_TASK PROMPT:_ Please report each line of the data below that contains "UserApplication".

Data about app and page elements

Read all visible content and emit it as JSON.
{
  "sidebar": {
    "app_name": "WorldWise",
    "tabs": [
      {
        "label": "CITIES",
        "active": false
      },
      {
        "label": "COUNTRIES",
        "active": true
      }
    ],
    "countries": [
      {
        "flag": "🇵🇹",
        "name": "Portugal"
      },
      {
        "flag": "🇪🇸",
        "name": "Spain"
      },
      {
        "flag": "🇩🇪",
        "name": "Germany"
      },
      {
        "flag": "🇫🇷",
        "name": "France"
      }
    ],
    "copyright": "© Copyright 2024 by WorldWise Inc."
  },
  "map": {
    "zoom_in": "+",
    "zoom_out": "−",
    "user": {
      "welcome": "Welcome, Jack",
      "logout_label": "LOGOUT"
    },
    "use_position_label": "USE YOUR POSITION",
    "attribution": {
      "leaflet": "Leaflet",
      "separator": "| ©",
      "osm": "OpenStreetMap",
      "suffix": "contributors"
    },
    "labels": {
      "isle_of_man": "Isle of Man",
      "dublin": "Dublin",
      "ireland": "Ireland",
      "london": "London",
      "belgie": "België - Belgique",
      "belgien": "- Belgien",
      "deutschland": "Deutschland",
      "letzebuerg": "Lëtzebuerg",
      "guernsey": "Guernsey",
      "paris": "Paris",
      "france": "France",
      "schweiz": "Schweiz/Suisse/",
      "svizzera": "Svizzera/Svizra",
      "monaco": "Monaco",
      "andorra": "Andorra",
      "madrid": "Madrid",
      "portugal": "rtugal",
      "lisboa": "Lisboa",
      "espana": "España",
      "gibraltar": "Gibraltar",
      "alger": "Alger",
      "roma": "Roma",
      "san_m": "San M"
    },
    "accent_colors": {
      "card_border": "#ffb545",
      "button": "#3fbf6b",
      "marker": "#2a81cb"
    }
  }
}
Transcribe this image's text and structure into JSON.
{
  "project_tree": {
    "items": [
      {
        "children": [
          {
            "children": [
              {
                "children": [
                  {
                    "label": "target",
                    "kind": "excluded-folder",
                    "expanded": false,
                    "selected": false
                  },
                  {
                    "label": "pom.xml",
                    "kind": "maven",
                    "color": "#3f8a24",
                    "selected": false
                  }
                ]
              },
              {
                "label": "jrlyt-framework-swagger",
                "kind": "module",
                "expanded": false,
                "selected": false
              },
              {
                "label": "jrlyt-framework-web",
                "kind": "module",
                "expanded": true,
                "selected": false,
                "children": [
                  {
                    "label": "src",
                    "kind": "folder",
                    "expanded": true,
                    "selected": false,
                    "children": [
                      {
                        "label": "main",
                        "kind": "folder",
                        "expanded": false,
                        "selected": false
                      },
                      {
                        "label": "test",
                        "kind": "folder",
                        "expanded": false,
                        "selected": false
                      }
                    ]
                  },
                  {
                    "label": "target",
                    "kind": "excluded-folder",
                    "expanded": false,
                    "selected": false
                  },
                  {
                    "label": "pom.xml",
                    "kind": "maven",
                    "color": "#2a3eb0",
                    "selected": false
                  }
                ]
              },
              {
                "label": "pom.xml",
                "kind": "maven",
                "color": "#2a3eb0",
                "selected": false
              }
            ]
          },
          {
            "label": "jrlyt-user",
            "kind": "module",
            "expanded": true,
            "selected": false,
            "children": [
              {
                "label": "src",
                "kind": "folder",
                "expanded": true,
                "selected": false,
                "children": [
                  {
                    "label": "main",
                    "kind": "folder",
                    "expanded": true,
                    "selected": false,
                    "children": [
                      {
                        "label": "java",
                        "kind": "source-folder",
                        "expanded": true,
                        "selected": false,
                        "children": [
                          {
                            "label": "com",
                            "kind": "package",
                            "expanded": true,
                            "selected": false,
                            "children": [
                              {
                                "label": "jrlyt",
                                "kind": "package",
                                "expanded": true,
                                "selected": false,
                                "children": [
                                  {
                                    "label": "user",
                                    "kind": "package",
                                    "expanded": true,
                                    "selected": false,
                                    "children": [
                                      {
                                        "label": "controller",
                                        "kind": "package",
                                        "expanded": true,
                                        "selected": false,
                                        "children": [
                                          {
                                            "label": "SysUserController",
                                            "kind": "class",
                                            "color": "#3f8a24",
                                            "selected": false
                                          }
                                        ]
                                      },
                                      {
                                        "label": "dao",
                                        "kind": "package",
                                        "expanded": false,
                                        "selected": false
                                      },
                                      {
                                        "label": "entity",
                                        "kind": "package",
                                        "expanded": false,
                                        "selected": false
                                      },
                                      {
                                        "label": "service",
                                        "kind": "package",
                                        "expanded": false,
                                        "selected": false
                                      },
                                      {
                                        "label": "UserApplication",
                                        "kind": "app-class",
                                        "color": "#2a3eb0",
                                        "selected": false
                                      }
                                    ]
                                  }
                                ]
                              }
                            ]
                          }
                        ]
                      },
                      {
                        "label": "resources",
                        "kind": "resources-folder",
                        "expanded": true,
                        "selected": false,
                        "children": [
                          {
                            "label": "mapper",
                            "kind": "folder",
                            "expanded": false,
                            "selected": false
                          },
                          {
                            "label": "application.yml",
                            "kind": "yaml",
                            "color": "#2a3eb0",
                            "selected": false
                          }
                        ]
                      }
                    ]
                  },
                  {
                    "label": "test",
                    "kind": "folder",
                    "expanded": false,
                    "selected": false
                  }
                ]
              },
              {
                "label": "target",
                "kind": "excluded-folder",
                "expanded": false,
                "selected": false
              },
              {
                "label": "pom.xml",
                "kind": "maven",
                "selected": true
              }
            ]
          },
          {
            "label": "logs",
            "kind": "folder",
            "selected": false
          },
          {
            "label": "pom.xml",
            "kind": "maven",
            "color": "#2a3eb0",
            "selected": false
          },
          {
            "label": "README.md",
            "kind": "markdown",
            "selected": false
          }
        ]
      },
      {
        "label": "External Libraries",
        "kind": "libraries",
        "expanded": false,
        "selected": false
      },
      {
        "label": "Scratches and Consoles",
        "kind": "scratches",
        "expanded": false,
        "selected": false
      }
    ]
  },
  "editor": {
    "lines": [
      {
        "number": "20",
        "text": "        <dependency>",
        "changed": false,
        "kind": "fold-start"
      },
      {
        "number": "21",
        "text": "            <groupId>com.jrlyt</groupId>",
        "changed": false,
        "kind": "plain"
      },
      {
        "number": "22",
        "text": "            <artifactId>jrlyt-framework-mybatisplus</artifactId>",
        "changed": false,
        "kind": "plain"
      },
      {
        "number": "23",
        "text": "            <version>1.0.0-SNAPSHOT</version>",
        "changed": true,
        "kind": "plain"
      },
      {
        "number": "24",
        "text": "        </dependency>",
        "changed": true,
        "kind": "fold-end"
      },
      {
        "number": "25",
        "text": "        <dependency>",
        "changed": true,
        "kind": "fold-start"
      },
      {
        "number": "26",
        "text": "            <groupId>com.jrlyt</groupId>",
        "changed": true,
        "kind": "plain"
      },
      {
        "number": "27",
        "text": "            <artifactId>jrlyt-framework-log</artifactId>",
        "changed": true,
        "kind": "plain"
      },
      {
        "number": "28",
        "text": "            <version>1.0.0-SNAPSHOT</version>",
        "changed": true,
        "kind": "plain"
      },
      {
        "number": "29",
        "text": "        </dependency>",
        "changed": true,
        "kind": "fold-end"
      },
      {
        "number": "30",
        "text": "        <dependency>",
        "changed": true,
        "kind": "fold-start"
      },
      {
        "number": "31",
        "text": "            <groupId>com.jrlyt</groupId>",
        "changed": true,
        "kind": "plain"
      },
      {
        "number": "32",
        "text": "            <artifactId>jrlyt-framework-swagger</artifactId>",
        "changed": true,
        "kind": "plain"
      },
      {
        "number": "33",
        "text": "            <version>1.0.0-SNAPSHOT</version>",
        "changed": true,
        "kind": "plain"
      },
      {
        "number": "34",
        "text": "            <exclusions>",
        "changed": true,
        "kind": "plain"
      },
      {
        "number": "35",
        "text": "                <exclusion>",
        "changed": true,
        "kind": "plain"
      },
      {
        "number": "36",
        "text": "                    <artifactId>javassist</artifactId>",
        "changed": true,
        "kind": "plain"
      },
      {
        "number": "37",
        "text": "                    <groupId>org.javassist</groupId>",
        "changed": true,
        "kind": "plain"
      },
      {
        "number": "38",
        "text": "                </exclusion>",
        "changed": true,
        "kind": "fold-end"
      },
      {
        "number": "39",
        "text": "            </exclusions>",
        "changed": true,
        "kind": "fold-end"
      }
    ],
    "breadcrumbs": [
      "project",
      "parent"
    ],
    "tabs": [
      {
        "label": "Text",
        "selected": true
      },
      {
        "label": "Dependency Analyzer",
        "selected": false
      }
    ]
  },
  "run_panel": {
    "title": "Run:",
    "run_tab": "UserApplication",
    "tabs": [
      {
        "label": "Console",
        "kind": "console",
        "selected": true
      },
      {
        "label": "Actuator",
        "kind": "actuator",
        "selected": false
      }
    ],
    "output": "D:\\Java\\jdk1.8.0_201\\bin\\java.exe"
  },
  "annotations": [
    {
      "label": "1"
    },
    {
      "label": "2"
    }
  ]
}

_ANSWER TO THIS PROBLEM:_
                                        "label": "UserApplication",
    "run_tab": "UserApplication",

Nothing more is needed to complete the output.